Sec. 4961 declares as follows:
"The postmaster to whom such copyright book, title, or other article is delivered shall, if requested, give a receipt therefor, and when so delivered, he shall mail it to its destination."
On a mere inspection of these enactments, it is very obvious that the deposit of two copies of the book, after its publication, either with the Librarian of Congress or in the mail addressed to him, is an essential condition of the proprietor's right, and must in some way be proved in an action for infringement. The words of the law are:
"No person shall be entitled to a copyright unless he shall also within ten days, &c., deliver at the office of the Librarian of Congress, or deposit in the mail, &c., two copies of such copyright book."
Nothing can be plainer than this.
Then what is competent proof of such a deposit? If, after complying with all the requisite conditions, the law had authorized letters patent for the copyright to be issued to the proprietor, such letters would be competent, if not conclusive, evidence that the conditions had been complied with. But no such letters are issued in the case of copyrights. It is contended, indeed, that the Librarian's certificate answers the
same purpose. But it is plain that this certificate was only an exemplification of the record required to be made on the filing of the title before publication. Its form, as prescribed by the law, and its contents as shown by the copy produced in evidence, show that it relates to nothing else. The publication of the book, and the deposit of copies thereof, may not take place until the lapse of months afterward. The certificate, therefore, has no relation to the deposit of the books. The record of which it is an exemplification is made without reference to any such deposit. Whether, after the deposit has been made, the certificate of the Librarian, under his official seal, that the books were deposited on such a day, would be competent evidence of the fact is not now the question; and it may admit of considerable doubt. Perhaps a certificate of the Librarian attached to a copy of the book, certifying that two copies of the same book, or of which that is a true copy, were deposited in his office on such a day, would be competent evidence, inasmuch as the Librarian's office is a public one; the copyright books deposited with him are quasi-records, kept in his custody for public examination -- one object no doubt being to enable other authors to inspect them in order to ascertain precisely what was the subject of copyright. But we express no opinion whether such a certificate would be competent or not. In the present case no such certified copy of the books deposited, nor a certificate of the fact that they were deposited, was adduced in evidence. The memorandum under the certificate had no validity as evidence. It might have been put there by any person. It would be unsafe to hold that a memorandum under a certificate, or indorsed upon it, is part of the certificate. A certificate under seal, when invested with legal force and effect, is a solemn instrument, and ought to be complete, certain, and final in itself, without any collateral addition or commentary. Its very form and character as a certificate presuppose that it has the verification and protection of the authenticating signature and seal. Any matter extraneous, that is, not contained in the body of the instrument, has not this verification and protection. Such extraneous matter may be added by other persons, or may be erased or altered, without involving the offence of forgery or

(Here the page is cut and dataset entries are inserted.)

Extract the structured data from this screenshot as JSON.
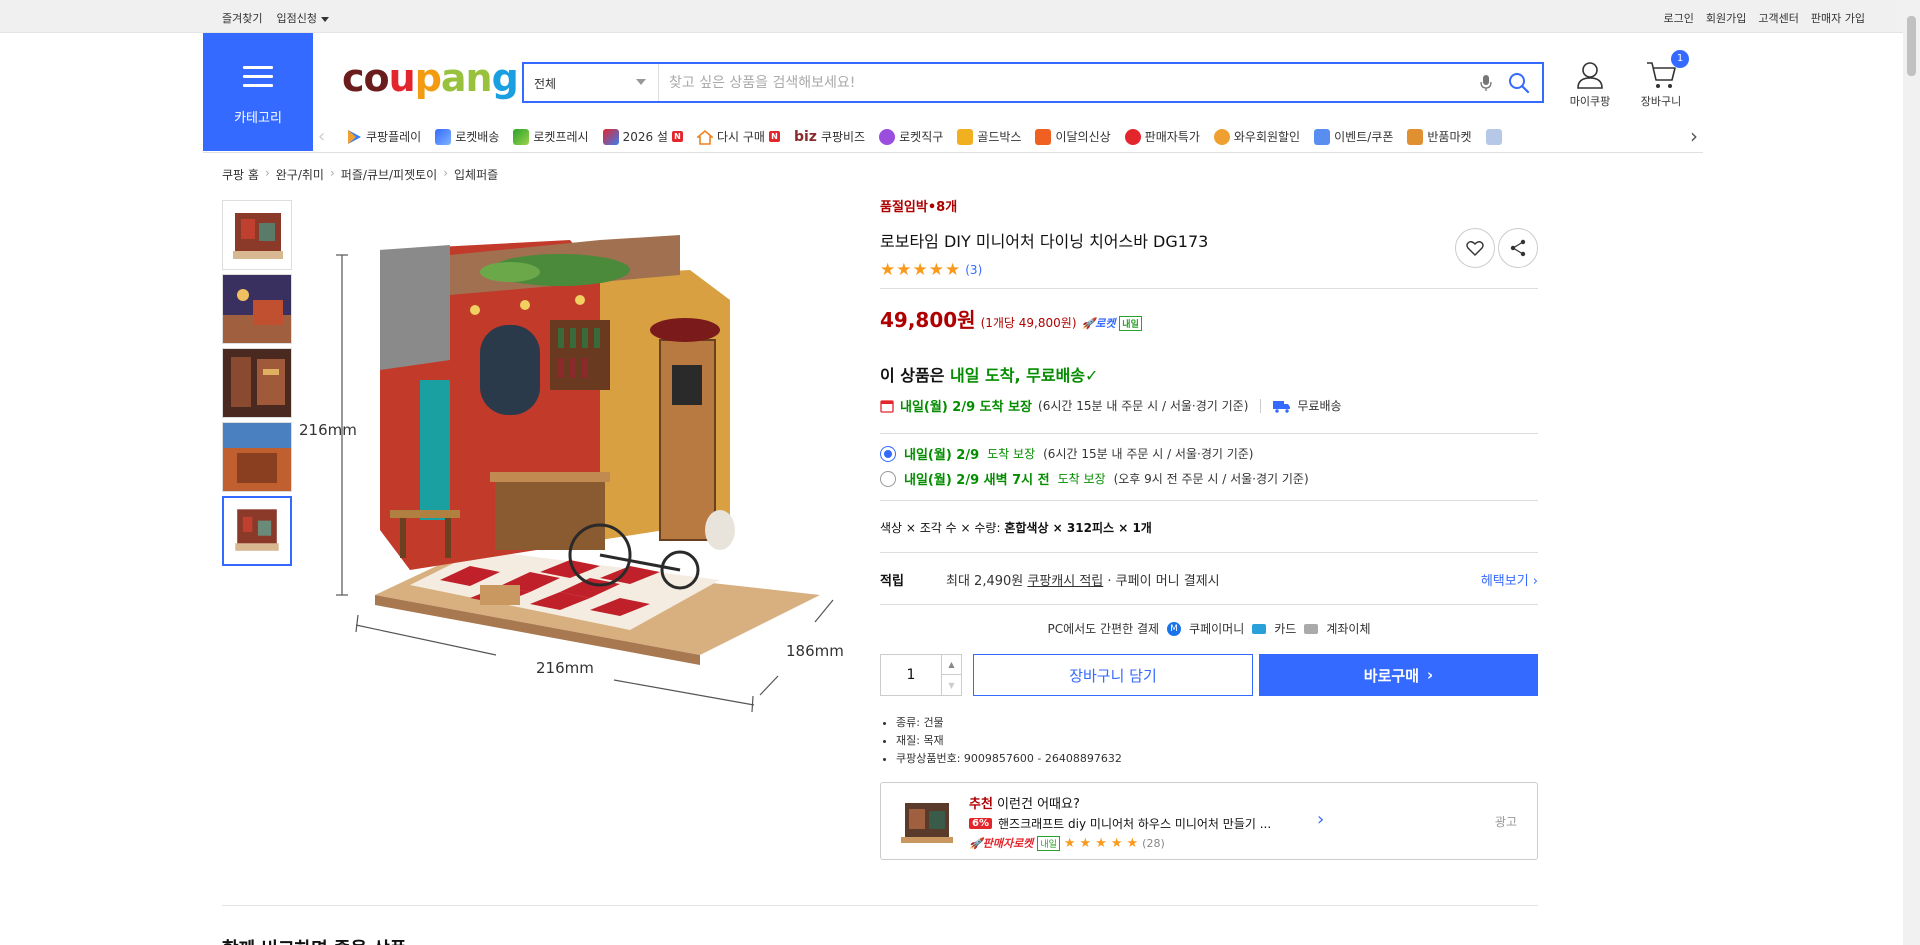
{
  "topbar": {
    "favorites": "즐겨찾기",
    "seller_apply": "입점신청",
    "login": "로그인",
    "signup": "회원가입",
    "customer_center": "고객센터",
    "seller_signup": "판매자 가입"
  },
  "header": {
    "category_label": "카테고리",
    "logo": {
      "c1": "co",
      "c2": "u",
      "c3": "p",
      "c4": "an",
      "c5": "g"
    },
    "search_category": "전체",
    "search_placeholder": "찾고 싶은 상품을 검색해보세요!",
    "my_coupang": "마이쿠팡",
    "cart": "장바구니",
    "cart_count": "1"
  },
  "nav": {
    "items": [
      {
        "label": "쿠팡플레이"
      },
      {
        "label": "로켓배송"
      },
      {
        "label": "로켓프레시"
      },
      {
        "label": "2026 설"
      },
      {
        "label": "다시 구매"
      },
      {
        "label": "쿠팡비즈",
        "prefix": "biz"
      },
      {
        "label": "로켓직구"
      },
      {
        "label": "골드박스"
      },
      {
        "label": "이달의신상"
      },
      {
        "label": "판매자특가"
      },
      {
        "label": "와우회원할인"
      },
      {
        "label": "이벤트/쿠폰"
      },
      {
        "label": "반품마켓"
      }
    ],
    "new_badge": "N"
  },
  "breadcrumb": [
    "쿠팡 홈",
    "완구/취미",
    "퍼즐/큐브/피젯토이",
    "입체퍼즐"
  ],
  "gallery": {
    "dim_height": "216mm",
    "dim_width": "216mm",
    "dim_depth": "186mm"
  },
  "product": {
    "stock_notice": "품절임박•8개",
    "title": "로보타임 DIY 미니어처 다이닝 치어스바 DG173",
    "rating": 5,
    "review_count": "(3)",
    "price": "49,800원",
    "unit_price": "(1개당 49,800원)",
    "rocket_label": "로켓",
    "rocket_tag": "내일",
    "delivery_head_prefix": "이 상품은 ",
    "delivery_head_green": "내일 도착, 무료배송",
    "delivery_date": "내일(월) 2/9 도착 보장",
    "delivery_cond": "(6시간 15분 내 주문 시 / 서울·경기 기준)",
    "free_shipping": "무료배송",
    "options": [
      {
        "date": "내일(월) 2/9",
        "label": "도착 보장",
        "cond": "(6시간 15분 내 주문 시 / 서울·경기 기준)",
        "checked": true
      },
      {
        "date": "내일(월) 2/9 새벽 7시 전",
        "label": "도착 보장",
        "cond": "(오후 9시 전 주문 시 / 서울·경기 기준)",
        "checked": false
      }
    ],
    "option_prefix": "색상 × 조각 수 × 수량: ",
    "option_value": "혼합색상 × 312피스 × 1개",
    "reward_label": "적립",
    "reward_prefix": "최대 2,490원 ",
    "reward_link": "쿠팡캐시 적립",
    "reward_suffix": " · 쿠페이 머니 결제시",
    "benefit_link": "헤택보기 ›",
    "pay_title": "PC에서도 간편한 결제",
    "pay_coupay": "쿠페이머니",
    "pay_card": "카드",
    "pay_bank": "계좌이체",
    "quantity": "1",
    "add_to_cart": "장바구니 담기",
    "buy_now": "바로구매",
    "attributes": [
      "종류: 건물",
      "재질: 목재",
      "쿠팡상품번호: 9009857600 - 26408897632"
    ]
  },
  "recommend": {
    "title_red": "추천",
    "title_rest": " 이런건 어때요?",
    "discount": "6%",
    "name": "핸즈크래프트 diy 미니어처 하우스 미니어처 만들기 ...",
    "rocket": "판매자로켓",
    "rocket_tag": "내일",
    "review_count": "(28)",
    "ad_label": "광고"
  },
  "section": {
    "title": "함께 비교하면 좋을 상품"
  },
  "colors": {
    "brand_blue": "#346aff",
    "price_red": "#ae0000",
    "delivery_green": "#048d00",
    "star_orange": "#f99a1c"
  }
}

alteration of the certificate. Memoranda of various kinds are frequently indorsed on instruments of this sort for the convenience of the possessors, either to indicate their contents, or to furnish other information with regard to their subject matter. To hold that such memoranda are evidence, except as against the party making them, would be wholly inadmissible.
We are satisfied that the evidence offered and objected to was incompetent for any purpose in the cause. The judgment must be reversed, and the cause remanded to the circuit court with directions to award a new trial, and it is